The Company begins in Berlin, 1954, with crusty, hard-drinking agent Harvey "The Sorcerer" Torriti (Molina) schooling kid McAuliffe in how to be an effective operative at the height of Cold War tensions.

"In order to be a player, you've got to cross over into the wilderness of mirrors," Harvey says.

"What if I don't want to?" McAuliffe replies.

"You already have."

The search for moles within the CIA is ongoing in all three episodes. Viewers will know all along who the so-called "cutout" go-between is. He's Yevgeny Tsipin (Rory Cochrane), a Russian schooled in the U.S. and well-versed in the English language.
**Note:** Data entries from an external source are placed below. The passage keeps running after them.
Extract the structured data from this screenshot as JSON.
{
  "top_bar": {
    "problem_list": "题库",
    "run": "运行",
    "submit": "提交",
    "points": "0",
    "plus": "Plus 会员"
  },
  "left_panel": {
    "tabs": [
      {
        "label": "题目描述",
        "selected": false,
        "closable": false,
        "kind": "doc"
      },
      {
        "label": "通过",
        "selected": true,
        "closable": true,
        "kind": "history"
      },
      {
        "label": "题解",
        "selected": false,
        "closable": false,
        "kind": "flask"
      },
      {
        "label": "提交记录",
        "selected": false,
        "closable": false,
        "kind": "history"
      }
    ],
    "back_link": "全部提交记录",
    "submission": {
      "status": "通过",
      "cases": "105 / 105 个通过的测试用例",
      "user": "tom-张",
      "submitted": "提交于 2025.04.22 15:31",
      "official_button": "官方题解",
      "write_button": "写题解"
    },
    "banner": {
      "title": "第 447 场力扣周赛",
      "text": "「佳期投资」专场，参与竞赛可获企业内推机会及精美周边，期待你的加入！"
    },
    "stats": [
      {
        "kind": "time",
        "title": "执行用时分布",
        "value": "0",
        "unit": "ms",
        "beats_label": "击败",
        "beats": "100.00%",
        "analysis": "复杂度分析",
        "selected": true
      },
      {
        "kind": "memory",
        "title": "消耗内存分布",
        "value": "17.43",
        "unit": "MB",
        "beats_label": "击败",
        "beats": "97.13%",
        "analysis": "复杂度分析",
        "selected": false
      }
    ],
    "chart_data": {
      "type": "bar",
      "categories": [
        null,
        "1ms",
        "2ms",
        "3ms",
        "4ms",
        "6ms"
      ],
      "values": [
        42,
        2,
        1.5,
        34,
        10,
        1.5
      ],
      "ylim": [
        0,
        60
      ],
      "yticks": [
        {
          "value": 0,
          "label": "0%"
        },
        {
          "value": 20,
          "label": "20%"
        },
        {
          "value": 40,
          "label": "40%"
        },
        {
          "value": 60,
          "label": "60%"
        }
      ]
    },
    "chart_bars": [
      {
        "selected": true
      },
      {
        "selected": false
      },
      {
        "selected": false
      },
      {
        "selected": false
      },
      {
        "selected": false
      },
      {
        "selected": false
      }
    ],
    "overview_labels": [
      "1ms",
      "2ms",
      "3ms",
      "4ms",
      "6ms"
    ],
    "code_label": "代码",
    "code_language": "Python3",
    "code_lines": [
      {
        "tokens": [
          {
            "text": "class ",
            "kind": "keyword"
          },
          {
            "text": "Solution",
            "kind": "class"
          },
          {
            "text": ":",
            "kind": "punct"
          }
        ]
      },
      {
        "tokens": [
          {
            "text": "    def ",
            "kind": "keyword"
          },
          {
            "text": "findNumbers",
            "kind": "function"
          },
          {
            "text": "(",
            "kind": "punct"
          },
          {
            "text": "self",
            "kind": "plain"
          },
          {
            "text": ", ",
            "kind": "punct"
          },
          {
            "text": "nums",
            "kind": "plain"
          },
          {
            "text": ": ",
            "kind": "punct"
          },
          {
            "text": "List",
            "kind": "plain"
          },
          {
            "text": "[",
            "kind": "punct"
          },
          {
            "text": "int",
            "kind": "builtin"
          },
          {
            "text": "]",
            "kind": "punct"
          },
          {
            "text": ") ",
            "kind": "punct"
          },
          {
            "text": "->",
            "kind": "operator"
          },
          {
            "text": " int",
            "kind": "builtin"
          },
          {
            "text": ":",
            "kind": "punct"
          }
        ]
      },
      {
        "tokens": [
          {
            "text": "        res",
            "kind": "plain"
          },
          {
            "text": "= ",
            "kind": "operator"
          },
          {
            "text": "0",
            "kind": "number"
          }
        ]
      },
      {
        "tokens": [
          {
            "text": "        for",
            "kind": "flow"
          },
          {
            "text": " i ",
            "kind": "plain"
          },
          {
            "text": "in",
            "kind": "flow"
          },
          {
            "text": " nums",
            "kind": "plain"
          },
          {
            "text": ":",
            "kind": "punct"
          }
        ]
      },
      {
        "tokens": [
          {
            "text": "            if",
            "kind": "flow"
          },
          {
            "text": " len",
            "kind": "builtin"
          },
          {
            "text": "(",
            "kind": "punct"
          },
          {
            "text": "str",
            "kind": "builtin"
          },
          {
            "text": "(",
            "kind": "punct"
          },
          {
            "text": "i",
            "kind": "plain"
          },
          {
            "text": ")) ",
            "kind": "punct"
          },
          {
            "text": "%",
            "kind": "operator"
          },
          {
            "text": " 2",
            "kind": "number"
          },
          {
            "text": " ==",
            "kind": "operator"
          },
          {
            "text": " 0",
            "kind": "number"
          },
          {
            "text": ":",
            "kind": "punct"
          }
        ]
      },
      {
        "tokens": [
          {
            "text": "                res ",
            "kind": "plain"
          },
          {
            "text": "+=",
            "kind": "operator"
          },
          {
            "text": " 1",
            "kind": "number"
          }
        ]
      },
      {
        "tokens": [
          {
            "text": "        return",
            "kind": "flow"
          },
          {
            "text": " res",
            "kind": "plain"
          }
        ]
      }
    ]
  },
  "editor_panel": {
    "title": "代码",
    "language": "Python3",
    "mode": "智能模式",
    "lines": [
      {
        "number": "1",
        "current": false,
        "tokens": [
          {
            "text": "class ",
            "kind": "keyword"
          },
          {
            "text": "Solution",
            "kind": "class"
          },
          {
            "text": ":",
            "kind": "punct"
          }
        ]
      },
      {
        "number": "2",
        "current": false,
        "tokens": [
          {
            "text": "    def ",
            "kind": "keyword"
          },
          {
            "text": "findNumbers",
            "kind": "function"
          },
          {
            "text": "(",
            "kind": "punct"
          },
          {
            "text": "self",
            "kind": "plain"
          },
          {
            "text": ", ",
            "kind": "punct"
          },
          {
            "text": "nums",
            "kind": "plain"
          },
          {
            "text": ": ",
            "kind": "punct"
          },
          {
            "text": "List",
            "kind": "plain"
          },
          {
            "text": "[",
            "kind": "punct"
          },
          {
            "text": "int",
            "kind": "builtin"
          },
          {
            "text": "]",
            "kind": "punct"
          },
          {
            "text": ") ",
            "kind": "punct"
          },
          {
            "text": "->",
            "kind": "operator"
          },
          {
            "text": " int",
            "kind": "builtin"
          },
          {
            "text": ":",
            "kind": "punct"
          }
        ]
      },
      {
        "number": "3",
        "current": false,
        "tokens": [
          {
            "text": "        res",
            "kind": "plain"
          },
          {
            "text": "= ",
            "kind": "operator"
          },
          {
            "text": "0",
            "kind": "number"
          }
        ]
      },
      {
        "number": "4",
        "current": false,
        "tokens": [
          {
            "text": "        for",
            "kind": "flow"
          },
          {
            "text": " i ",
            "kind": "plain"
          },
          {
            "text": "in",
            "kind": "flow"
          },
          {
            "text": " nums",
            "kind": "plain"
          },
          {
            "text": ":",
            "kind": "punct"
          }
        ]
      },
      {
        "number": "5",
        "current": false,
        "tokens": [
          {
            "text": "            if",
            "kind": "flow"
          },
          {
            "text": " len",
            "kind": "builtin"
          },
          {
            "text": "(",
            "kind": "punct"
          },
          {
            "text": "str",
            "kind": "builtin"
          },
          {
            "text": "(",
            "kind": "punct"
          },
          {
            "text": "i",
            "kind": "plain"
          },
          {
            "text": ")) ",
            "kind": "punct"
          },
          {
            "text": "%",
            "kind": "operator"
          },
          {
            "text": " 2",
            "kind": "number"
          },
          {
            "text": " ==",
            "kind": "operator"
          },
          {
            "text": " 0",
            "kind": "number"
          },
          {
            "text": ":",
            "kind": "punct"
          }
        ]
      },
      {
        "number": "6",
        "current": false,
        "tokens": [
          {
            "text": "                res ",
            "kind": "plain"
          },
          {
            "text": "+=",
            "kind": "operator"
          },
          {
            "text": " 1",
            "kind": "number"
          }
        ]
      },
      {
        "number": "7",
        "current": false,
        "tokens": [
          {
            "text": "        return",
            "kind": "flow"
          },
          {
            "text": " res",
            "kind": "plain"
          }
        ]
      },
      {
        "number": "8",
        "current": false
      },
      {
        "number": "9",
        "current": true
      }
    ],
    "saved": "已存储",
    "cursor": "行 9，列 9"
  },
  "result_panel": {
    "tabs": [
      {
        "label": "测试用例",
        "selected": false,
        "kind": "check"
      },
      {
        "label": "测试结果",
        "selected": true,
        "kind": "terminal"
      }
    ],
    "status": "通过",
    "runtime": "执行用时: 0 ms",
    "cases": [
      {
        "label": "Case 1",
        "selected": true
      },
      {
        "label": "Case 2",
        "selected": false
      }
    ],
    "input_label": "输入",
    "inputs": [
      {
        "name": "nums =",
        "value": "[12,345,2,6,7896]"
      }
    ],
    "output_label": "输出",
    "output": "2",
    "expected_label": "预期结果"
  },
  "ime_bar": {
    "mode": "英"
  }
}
Cochrane's character initially is torn between service to his country and the love of a woman he's fated to leave behind. Unlike McAuliffe's would-be romance, this one never seems hokey or contrived. Even though he's on the enemy side, Tsipin is The Company's most poignant character. His pain is palpable.

Keaton's chain-smoking Angleton, who painstakingly raises exotic flowers as a hobby, doesn't come to full flower himself until the climactic Chapter 3 (Sunday, Aug. 19). Boring in on a mole known as Sasha, he's still haunted by the past duplicity of a friend to whom he swore allegiance.

Keaton is simply remarkable in this role, whether coldly interrogating a suspect or offering a rambling, seemingly deluded critique of the CIA as a mere shadow of its once shadowy self.

The Company regularly overplays its mood music, and Molina's character sometimes comes off as, well, too much of a character. But this is an ambitious, accomplished and overall enthralling effort that saves its very best for those riveting closing hours.

Basic cable networks already have made summer an uncommonly invigorating TV season with the premieres of The Bronx Is Burning (ESPN), Damages (FX), Mad Men (AMC) and Saving Grace (TNT). Now comes The Company, a big ball of yarn that effectively recaptures the Cold War era and then asks whether either side had virtue, let alone competence, on its side.

"We screwed up a lot less than they did, which is why we won," Molina's "Sorcerer" says with no small degree of certainty.

Maybe he's right about that.

Grade: A-minus